The more you can clear your mind, the better shape you’ll be in. You’ve already done your work in training, and when you’re as blank as possible, your body can react. Training is about teaching your muscles instinct. Racing is about letting your instinct be what it’s supposed to be.
TS: How did you calm your nerves at events in general?
CW: That was always my biggest challenge. Leading up to the actual event, I simply tried not to think about it. There were times I was telling jokes and talking and then suddenly, it was time to go. That worked better for me. Otherwise, I could grind on things, and over-thinking didn’t help. I tried to step back from it.
TS: What are the benefits of competing in different sports?
CW: I’d been a skier before my accident, but track was a relatively new sport to me. I was learning more about it as I was doing it, and with track I had bigger breakthroughs. It was exciting, and competing in two sports kept me mentally fresh.

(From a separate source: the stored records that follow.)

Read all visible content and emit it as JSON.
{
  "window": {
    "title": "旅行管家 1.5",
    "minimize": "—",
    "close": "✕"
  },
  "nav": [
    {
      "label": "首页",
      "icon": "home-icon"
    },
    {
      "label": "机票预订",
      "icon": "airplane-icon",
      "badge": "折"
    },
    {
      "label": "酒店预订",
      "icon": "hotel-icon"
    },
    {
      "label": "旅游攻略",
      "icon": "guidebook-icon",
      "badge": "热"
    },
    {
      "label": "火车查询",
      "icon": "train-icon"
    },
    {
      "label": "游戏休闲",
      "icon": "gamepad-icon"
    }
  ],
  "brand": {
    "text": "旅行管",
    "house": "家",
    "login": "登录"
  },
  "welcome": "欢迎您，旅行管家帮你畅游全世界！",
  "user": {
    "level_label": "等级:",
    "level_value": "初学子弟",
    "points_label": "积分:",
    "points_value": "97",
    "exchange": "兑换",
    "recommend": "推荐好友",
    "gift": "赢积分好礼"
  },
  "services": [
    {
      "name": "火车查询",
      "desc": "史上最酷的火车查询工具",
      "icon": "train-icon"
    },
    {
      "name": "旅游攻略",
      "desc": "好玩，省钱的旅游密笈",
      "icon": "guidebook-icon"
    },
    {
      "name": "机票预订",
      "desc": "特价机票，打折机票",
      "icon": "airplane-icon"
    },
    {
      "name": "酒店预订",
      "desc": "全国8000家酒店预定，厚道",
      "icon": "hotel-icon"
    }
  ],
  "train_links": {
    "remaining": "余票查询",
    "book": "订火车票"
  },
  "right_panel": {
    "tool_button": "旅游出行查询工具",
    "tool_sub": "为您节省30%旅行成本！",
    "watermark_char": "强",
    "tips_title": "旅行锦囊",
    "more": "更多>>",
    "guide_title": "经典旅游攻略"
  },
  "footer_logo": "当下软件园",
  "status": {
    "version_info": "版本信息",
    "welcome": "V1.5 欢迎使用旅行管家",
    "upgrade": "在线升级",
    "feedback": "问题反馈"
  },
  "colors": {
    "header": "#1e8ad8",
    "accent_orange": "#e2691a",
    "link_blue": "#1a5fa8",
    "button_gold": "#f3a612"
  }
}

TS: Juggling two sports and at such a high level must have been difficult. What were some management challenges you encountered that could have been solved with an app like TeamSnap?
CW: Scheduling was always my biggest challenge, whether in terms of competition or my workouts. My coach would give me workouts and there were times and days when I didn’t know what I was supposed to do.
There was also the travel schedule to manage. Coordinating schedules and connecting was difficult back then. It still is!
Lara Rosenbaum is an award-winning journalist and wellness expert whose work has appeared in SELF, Shape, Men’s Health, Runner’s World, Men’s Journal, Prevention, Yoga Journal and countless other publications. She has held editorial positions at several magazines and brands, including Women’s Health, where she was the founding fitness editor, and at Fitbit. Lara is also a former elite athlete, having traveled the world as a member of the U.S. Freestyle Ski Team. She is a certified personal trainer and yoga teacher, and in her free time enjoys traveling, playing with her dogs, and adventuring outside.